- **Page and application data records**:
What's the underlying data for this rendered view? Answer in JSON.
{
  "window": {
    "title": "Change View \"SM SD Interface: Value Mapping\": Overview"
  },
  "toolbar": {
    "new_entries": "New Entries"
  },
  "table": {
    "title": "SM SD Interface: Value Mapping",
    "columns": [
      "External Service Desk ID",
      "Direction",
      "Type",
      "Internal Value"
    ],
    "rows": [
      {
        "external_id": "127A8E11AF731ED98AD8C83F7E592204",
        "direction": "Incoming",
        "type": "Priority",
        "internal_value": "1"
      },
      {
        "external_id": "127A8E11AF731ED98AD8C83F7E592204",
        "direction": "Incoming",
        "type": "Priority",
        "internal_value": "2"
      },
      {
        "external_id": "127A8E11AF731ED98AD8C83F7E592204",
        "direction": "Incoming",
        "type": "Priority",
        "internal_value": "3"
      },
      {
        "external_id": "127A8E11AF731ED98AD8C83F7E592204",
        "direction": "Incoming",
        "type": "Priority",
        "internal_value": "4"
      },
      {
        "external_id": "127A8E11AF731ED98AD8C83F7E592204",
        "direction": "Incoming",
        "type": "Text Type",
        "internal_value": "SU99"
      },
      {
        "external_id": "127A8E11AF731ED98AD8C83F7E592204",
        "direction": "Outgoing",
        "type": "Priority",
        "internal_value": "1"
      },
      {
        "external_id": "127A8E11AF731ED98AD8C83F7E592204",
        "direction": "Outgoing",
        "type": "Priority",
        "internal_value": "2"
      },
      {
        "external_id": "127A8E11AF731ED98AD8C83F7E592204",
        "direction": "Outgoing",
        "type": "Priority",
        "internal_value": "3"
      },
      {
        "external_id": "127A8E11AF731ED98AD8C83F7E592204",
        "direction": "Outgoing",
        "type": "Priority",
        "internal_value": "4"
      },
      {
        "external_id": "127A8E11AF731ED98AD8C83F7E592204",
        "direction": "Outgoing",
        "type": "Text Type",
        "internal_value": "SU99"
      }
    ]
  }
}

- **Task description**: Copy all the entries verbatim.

- **Reply to the task**:
What's the underlying data for this rendered view? Answer in JSON.
{
  "window": {
    "title": "Change View \"SM SD Interface: Value Mapping\": Overview"
  },
  "toolbar": {
    "new_entries": "New Entries"
  },
  "table": {
    "title": "SM SD Interface: Value Mapping",
    "columns": [
      "External Service Desk ID",
      "Direction",
      "Type",
      "Internal Value"
    ],
    "rows": [
      {
        "external_id": "127A8E11AF731ED98AD8C83F7E592204",
        "direction": "Incoming",
        "type": "Priority",
        "internal_value": "1"
      },
      {
        "external_id": "127A8E11AF731ED98AD8C83F7E592204",
        "direction": "Incoming",
        "type": "Priority",
        "internal_value": "2"
      },
      {
        "external_id": "127A8E11AF731ED98AD8C83F7E592204",
        "direction": "Incoming",
        "type": "Priority",
        "internal_value": "3"
      },
      {
        "external_id": "127A8E11AF731ED98AD8C83F7E592204",
        "direction": "Incoming",
        "type": "Priority",
        "internal_value": "4"
      },
      {
        "external_id": "127A8E11AF731ED98AD8C83F7E592204",
        "direction": "Incoming",
        "type": "Text Type",
        "internal_value": "SU99"
      },
      {
        "external_id": "127A8E11AF731ED98AD8C83F7E592204",
        "direction": "Outgoing",
        "type": "Priority",
        "internal_value": "1"
      },
      {
        "external_id": "127A8E11AF731ED98AD8C83F7E592204",
        "direction": "Outgoing",
        "type": "Priority",
        "internal_value": "2"
      },
      {
        "external_id": "127A8E11AF731ED98AD8C83F7E592204",
        "direction": "Outgoing",
        "type": "Priority",
        "internal_value": "3"
      },
      {
        "external_id": "127A8E11AF731ED98AD8C83F7E592204",
        "direction": "Outgoing",
        "type": "Priority",
        "internal_value": "4"
      },
      {
        "external_id": "127A8E11AF731ED98AD8C83F7E592204",
        "direction": "Outgoing",
        "type": "Text Type",
        "internal_value": "SU99"
      }
    ]
  }
}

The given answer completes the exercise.